Seven Easy Steps To Creating Clean Sounding Guitar Chord Changes
Changing quickly between guitar chords, so they are clean and smooth, is the key to making the songs you play on your guitar sound great.
This is a fundamental skill that doesn’t call for hard work, although it does require some time and attention in the beginning. It is a process that cannot be rushed
Is close enough good enough?
The effort required for clean and swift chord changes, is usually why most beginning guitar players choose to adopt the ‘close enough is good enough’ theory.
Don’t let this be you!
To begin, pick two chords you can play comfortably (E minor to A minor). You will continue to play these two chords back and forth, over and over again. Do this so you can focus on the steps below
7 Easy Steps for Smooth Guitar Chord Changes

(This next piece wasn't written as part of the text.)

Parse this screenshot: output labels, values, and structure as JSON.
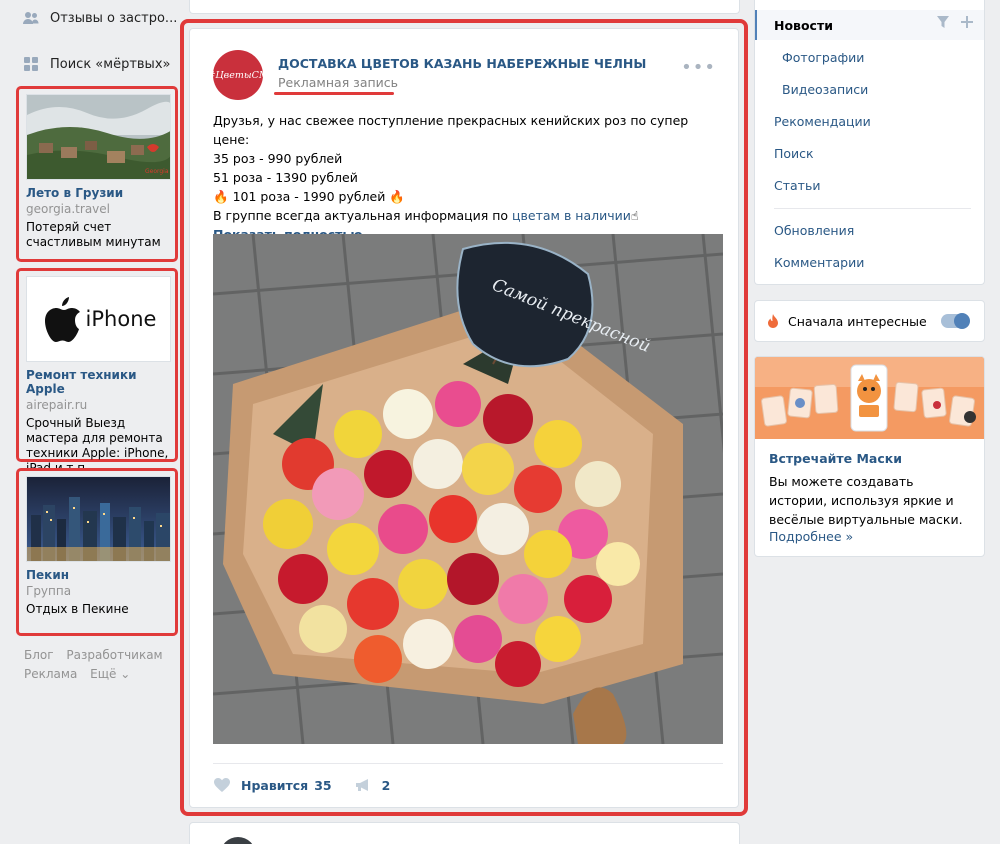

The first six of the seven easy steps, to smooth guitar chord changes below, all use your fretting hand only. You will NOT be strumming. To prepare:
- Place your thumb in the middle of the back of the guitar neck
- Use your fingertips to fret the chords
- Make sure there is a gap between the palm of your hand and the guitar neck so you are not touching (muting) the thin E string.
Place your fingers in position for the E minor chord. Once your fingers are in the correct position, slowly lift
Place down all your fingers at the same time back into the position of the chord. It is vitally important to do this! It is normal that your fingers will want to come down one at a time to begin with. Mentally tell yourself to place all your fingers down together will gradually make this easier. Getting your fingers to come down, at the same time, is a key step in getting smooth and clean chord changes.
Repeat the above two steps for another four times for a total of five repetitions. When you place down your fingers for the fifth time, press a lot harder than you normally would fretting the chord and hold for 10 seconds.
- Repeat steps 1, 2 and 3 for the A minor chord. Make sure you do all these moves SLOWLY as this helps build the much needed hand strength and muscle memory.
- Repeat steps 1-3 for a total of five times.
For the next step repeat the same above Lift off/ Place down technique. This time however, you will liftoff one chord, and then move your fingers into the next chord shape. Before placing your fingers down into the second chord shape though, hover over the chord shape before you place downall fingers togetheronto the next chord.
Steps four and five will explain exactly how to do this.
Hold E minor chord in position – lift off – change and hover your fingers over the Am chord before you place downall your fingers together into the A minor chord.
Lift off A minor chord – change and hover your fingers first over the E minor chord – place down all fingers together into E minor chord.
Repeat back and forth SLOWLY between both chords for 2 minutes. Get yourself a countdown timer to do this.
At this stage, your fretting hand maybe feeling sore, tight or even fatigued. This is completely normal to begin with. Give your hands a rest if this is the case. By doing these steps daily you will gradually build up the strength in your hands.
For the next step you will continue with the same two chords but you will add your strumming hand. You will be actively listening to how each chord sounds now.
Hold down E minor and strum all the strings (string 6 through to string 1) with your strumming hand once only. Now change to the A minor (hover then place fingers down together). With your fingers in place, strum (strings 5 through 1) for the A minor chord once only.
Now repeat this by going back and forth between the two chords.
Once you have completed the seven steps, choose two different chords. Work through them as you have just done. Then repeat all the above exercises with all the chords you know. Mix up the chords in any order. This will prepare you for changing into and out of chords as you would in songs.
Make the commitment to yourself to practice chord changes for five to ten minutes daily. Knowing, and practicing the above steps, you are training yourself to become a better guitar player. Happy practicing!
About the author: For over three decades, after having picked up at guitar at the age of thirteen, Allen Hopgood has played countless gigs playing straight ahead rock, blues, pop songs and jazz standards. He continues to refine his chops everyday while running his very own guitar school in the Gold Coast areaof Australia.